What are Relationships?
Your model likely contains a large number of tables, many of which are related in some way. End users will want to create queries that return related data from different tables.
For instance, a retail company may have a table that lists products, product color, and product style, another table that lists brands and store locations, and another table that lists sales and net profit.
Say you want to create a list showing sales by product and brand; each of these columns is stored in a different table. To create the required list, there must be a logical relationship (a join) defined between all three of these tables.
These relationships are usually created by a matching a primary key column in one table (the 'owner side' of the join) to an identical foreign key column in another table (the 'inverse side' of the join). For example, the primary key column in the Products table may be 'Product Key'. If this same column exists as a foreign key in the Brands table and the Facts table, we can use it to create a join from Products to Brands and from Products to Facts.
The relationship diagram displays all the tables in the data model, and the relationships between the tables. By default, Pyramid uses heuristics to define relationships according to each table's primary key column.
The direction of each join is indicated by the icons at each end of the join:
: indicates that the join comes from this table; this is the primary table in the join, as it contains the primary key column.
: indicates that the join goes to this table; this is the foreign table in the join, as it contains the foreign key column.
You'll notice that Pyramid automatically adds joins to the model; this is done via heuristic algorithms called 'auto-relationships'. The heuristic model can be changed (you can select from three algorithms) or disabled, and joins can be deleted, added, or edited as required.
- Click here to learn about the heuristic models used for defining auto-relationships.
- Click here to learn more about joins, including join types, and adding, editing, and deleting joins.
- Click here to learn about join key columns.
Navigate the Relationship Diagram
Each table in the model is displayed as a widget in the diagram. Each table widget lists the columns in that table. The relationships between the tables are represented by the lines connecting them.
From the ribbon, you can use the tools grouped under Diagram (red highlight below) to rearrange the relationship diagram.
- Rearrange: if you've moved any tables around on the diagram, the Rearrange function will restore them to their original position on the canvas.
- Scale to Fit: scale the relationship diagram down to fit on the canvas.
- Expand All: expand all tables in the diagram.
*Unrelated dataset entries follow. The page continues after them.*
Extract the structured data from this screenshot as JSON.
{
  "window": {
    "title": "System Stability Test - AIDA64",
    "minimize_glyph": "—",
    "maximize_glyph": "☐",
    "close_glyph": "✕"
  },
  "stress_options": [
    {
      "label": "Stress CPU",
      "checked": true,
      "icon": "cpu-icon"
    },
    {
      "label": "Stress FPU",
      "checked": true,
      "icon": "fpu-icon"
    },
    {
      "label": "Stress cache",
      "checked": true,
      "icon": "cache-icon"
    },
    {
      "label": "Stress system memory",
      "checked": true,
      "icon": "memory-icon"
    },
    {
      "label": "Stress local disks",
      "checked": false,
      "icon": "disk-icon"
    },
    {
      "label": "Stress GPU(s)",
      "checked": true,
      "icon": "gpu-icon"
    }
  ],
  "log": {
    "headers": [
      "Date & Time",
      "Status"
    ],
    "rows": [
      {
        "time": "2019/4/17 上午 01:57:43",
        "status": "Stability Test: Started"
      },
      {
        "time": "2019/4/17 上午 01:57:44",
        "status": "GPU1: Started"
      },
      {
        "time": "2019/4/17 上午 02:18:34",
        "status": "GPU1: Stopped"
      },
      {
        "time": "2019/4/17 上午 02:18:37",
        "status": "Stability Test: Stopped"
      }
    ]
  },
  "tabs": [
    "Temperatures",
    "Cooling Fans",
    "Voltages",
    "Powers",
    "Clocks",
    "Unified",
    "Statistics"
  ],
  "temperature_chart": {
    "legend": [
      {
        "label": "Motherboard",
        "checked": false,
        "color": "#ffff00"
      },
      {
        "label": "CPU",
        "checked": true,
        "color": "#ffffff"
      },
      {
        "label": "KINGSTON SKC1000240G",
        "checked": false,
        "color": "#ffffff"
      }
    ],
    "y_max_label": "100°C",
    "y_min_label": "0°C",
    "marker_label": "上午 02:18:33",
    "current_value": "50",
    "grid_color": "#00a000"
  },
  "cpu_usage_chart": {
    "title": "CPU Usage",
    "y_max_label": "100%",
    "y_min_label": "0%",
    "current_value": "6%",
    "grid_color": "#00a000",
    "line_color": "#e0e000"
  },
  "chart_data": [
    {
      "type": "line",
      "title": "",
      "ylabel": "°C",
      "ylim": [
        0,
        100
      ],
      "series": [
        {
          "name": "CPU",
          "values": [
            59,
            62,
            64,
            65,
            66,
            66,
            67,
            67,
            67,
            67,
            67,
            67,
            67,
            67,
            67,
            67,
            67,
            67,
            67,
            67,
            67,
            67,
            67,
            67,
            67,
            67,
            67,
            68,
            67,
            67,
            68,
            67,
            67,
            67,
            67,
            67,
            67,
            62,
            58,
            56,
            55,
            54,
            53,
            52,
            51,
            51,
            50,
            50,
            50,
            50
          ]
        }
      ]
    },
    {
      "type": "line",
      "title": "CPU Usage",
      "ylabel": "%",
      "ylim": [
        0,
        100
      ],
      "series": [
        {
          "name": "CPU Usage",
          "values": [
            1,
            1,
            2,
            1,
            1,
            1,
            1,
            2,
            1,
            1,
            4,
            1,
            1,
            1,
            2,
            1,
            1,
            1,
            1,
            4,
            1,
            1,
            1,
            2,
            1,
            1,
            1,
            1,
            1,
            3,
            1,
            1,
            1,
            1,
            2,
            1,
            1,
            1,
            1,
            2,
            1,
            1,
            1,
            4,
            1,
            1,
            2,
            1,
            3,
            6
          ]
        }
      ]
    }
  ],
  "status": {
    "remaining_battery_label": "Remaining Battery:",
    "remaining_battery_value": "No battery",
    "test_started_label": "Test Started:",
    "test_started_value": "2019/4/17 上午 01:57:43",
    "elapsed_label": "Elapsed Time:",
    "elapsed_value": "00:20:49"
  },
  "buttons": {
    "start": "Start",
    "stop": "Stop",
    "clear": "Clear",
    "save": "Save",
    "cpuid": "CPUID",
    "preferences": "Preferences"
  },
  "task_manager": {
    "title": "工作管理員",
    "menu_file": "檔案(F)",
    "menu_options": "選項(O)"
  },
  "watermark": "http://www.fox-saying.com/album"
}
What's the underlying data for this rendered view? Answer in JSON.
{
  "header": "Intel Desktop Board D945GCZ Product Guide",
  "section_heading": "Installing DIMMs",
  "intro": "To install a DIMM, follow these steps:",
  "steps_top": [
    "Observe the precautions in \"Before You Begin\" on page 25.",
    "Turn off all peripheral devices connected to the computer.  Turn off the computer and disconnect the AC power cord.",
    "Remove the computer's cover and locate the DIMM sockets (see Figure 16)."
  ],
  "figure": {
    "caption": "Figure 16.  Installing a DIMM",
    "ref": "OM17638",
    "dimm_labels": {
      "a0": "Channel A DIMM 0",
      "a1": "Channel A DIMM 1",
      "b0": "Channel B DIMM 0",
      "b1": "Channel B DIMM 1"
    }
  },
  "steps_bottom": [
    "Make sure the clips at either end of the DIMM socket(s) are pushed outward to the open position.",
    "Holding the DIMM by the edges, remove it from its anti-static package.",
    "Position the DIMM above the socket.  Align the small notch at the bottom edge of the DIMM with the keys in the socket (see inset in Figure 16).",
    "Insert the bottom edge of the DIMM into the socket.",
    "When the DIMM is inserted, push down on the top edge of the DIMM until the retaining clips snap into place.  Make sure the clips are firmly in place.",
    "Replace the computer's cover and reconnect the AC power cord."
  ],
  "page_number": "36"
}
- Collapse All: collapse all tables in the diagram.
- Connector Type: select the type of line that will connect joined tables. The default connector type is 'path', but can be changed to 'direct' (straight lines).
- Validate Joins: ensure that the joins are valid.
- Delete: delete the selected join.
Click on a widget's borders to show the properties for that table in the Properties panel (green arrow below).
- Click here to learn about table properties and editing table metadata.
Click a column to show its properties in the Properties panel (green arrow below).
- Click here to learn about columns.
To resize a table, click on it, then use the small white boxes that appear (see image above) to resize as needed.
Toggle the table widget's arrows (red arrow below) to reverse the order of the columns.
Collapse and Expand
Toggle the expand/ collapse button (green arrow below) to collapse and expand the table.
Click a table widget's preview button (blue arrow below) to see a preview of that table in the Preview panel.
Left click on a join to open the Join Type context menu (red highlight below), and to simultaneously show the join in the Properties panel (green highlight below).
Left click on a join to delete it, switch the join direction, or validate the join.
A bidirectional join is used to enable the data to flow in both directions: the data can then flow from the primary table to the foreign table, and from the foreign table to the primary table. This allows users to aggregate a dimension column by a measure. This is in contrast to a typical unidirectional join, where the measure is aggregated by the dimension.
Bidirectional joins are typically not needed, as the database tends to be built with the relationships in mind. Users should take care when adding bidirectional joins, as they affect the aggregation of measures in the query.
Many to Many Joins
When the relationship between the primary and foreign tables is "one-to-many" and doesn't validate due to duplications of unique keys it will replace the relationship to a many-to-many relation and as a result will be a valid connection (the user should understand his data and understand that it can be a many to many relationships).
Currently, this is the only usage of many to many joins, and combine it in the query engine in more meaningful ways.
- Click here to learn more about joins.